| Task objective |
The pictures do not go in the copy. Reproduce the rest of the entries exactly.
#### Task material
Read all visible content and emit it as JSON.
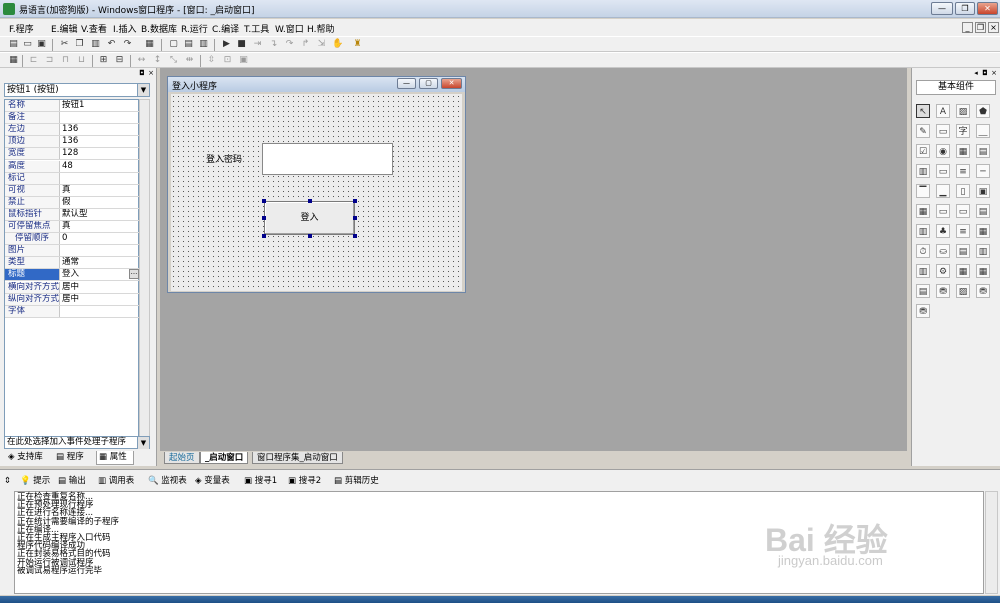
{
  "window": {
    "title": "易语言(加密狗版) - Windows窗口程序 - [窗口: _启动窗口]",
    "controls": {
      "minimize": "—",
      "restore": "❐",
      "close": "✕"
    }
  },
  "menu": {
    "items": [
      "F.程序",
      "E.编辑",
      "V.查看",
      "I.插入",
      "B.数据库",
      "R.运行",
      "C.编译",
      "T.工具",
      "W.窗口",
      "H.帮助"
    ],
    "mdi_controls": [
      "_",
      "❐",
      "×"
    ]
  },
  "left_panel": {
    "object_select": "按钮1 (按钮)",
    "properties": [
      {
        "name": "名称",
        "value": "按钮1"
      },
      {
        "name": "备注",
        "value": ""
      },
      {
        "name": "左边",
        "value": "136"
      },
      {
        "name": "顶边",
        "value": "136"
      },
      {
        "name": "宽度",
        "value": "128"
      },
      {
        "name": "高度",
        "value": "48"
      },
      {
        "name": "标记",
        "value": ""
      },
      {
        "name": "可视",
        "value": "真"
      },
      {
        "name": "禁止",
        "value": "假"
      },
      {
        "name": "鼠标指针",
        "value": "默认型"
      },
      {
        "name": "可停留焦点",
        "value": "真"
      },
      {
        "name": "停留顺序",
        "value": "0"
      },
      {
        "name": "图片",
        "value": ""
      },
      {
        "name": "类型",
        "value": "通常"
      },
      {
        "name": "标题",
        "value": "登入"
      },
      {
        "name": "横向对齐方式",
        "value": "居中"
      },
      {
        "name": "纵向对齐方式",
        "value": "居中"
      },
      {
        "name": "字体",
        "value": ""
      }
    ],
    "event_select": "在此处选择加入事件处理子程序",
    "tabs": [
      "支持库",
      "程序",
      "属性"
    ]
  },
  "form": {
    "title": "登入小程序",
    "password_label": "登入密码",
    "login_button": "登入"
  },
  "doc_tabs": [
    "起始页",
    "_启动窗口",
    "窗口程序集_启动窗口"
  ],
  "palette": {
    "title": "基本组件"
  },
  "output": {
    "tabs": [
      "提示",
      "输出",
      "调用表",
      "监视表",
      "变量表",
      "搜寻1",
      "搜寻2",
      "剪辑历史"
    ],
    "lines": [
      "正在检查重复名称...",
      "正在预处理现行程序",
      "正在进行名称连接...",
      "正在统计需要编译的子程序",
      "正在编译...",
      "正在生成主程序入口代码",
      "程序代码编译成功",
      "正在封装易格式目的代码",
      "开始运行被调试程序",
      "被调试易程序运行完毕"
    ]
  },
  "watermark": {
    "brand": "Bai 经验",
    "url": "jingyan.baidu.com"
  }
}
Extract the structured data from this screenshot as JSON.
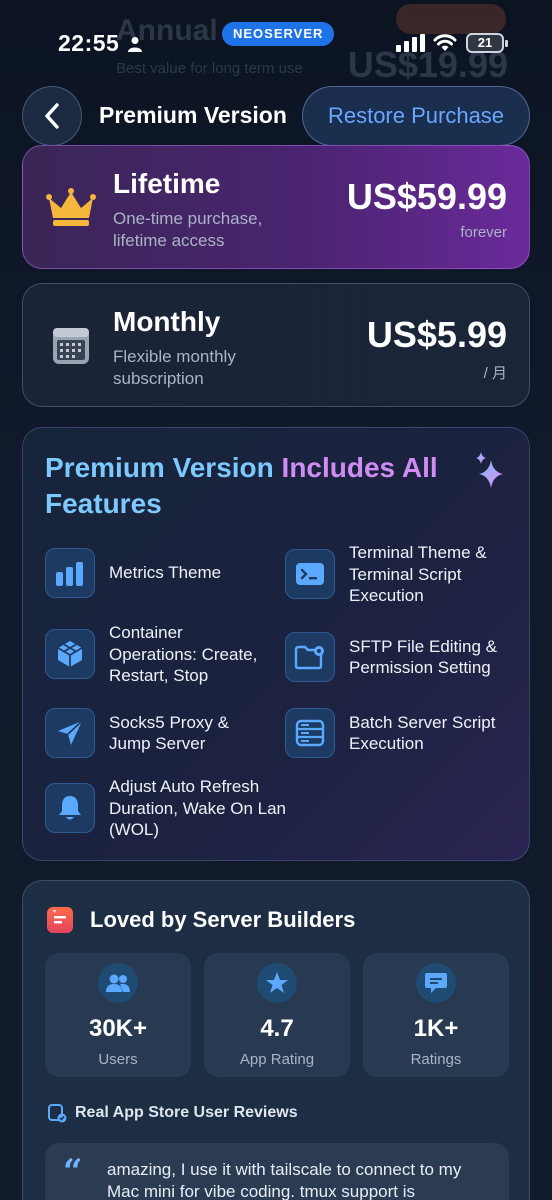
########
| Exercise answer |
Read all visible content and emit it as JSON.
{
  "window": {
    "title": "易语言(加密狗版) - Windows窗口程序 - [窗口: _启动窗口]",
    "controls": {
      "minimize": "—",
      "restore": "❐",
      "close": "✕"
    }
  },
  "menu": {
    "items": [
      "F.程序",
      "E.编辑",
      "V.查看",
      "I.插入",
      "B.数据库",
      "R.运行",
      "C.编译",
      "T.工具",
      "W.窗口",
      "H.帮助"
    ],
    "mdi_controls": [
      "_",
      "❐",
      "×"
    ]
  },
  "left_panel": {
    "object_select": "按钮1 (按钮)",
    "properties": [
      {
        "name": "名称",
        "value": "按钮1"
      },
      {
        "name": "备注",
        "value": ""
      },
      {
        "name": "左边",
        "value": "136"
      },
      {
        "name": "顶边",
        "value": "136"
      },
      {
        "name": "宽度",
        "value": "128"
      },
      {
        "name": "高度",
        "value": "48"
      },
      {
        "name": "标记",
        "value": ""
      },
      {
        "name": "可视",
        "value": "真"
      },
      {
        "name": "禁止",
        "value": "假"
      },
      {
        "name": "鼠标指针",
        "value": "默认型"
      },
      {
        "name": "可停留焦点",
        "value": "真"
      },
      {
        "name": "停留顺序",
        "value": "0"
      },
      {
        "name": "图片",
        "value": ""
      },
      {
        "name": "类型",
        "value": "通常"
      },
      {
        "name": "标题",
        "value": "登入"
      },
      {
        "name": "横向对齐方式",
        "value": "居中"
      },
      {
        "name": "纵向对齐方式",
        "value": "居中"
      },
      {
        "name": "字体",
        "value": ""
      }
    ],
    "event_select": "在此处选择加入事件处理子程序",
    "tabs": [
      "支持库",
      "程序",
      "属性"
    ]
  },
  "form": {
    "title": "登入小程序",
    "password_label": "登入密码",
    "login_button": "登入"
  },
  "doc_tabs": [
    "起始页",
    "_启动窗口",
    "窗口程序集_启动窗口"
  ],
  "palette": {
    "title": "基本组件"
  },
  "output": {
    "tabs": [
      "提示",
      "输出",
      "调用表",
      "监视表",
      "变量表",
      "搜寻1",
      "搜寻2",
      "剪辑历史"
    ],
    "lines": [
      "正在检查重复名称...",
      "正在预处理现行程序",
      "正在进行名称连接...",
      "正在统计需要编译的子程序",
      "正在编译...",
      "正在生成主程序入口代码",
      "程序代码编译成功",
      "正在封装易格式目的代码",
      "开始运行被调试程序",
      "被调试易程序运行完毕"
    ]
  },
  "watermark": {
    "brand": "Bai 经验",
    "url": "jingyan.baidu.com"
  }
}
Extract the structured data from this screenshot as JSON.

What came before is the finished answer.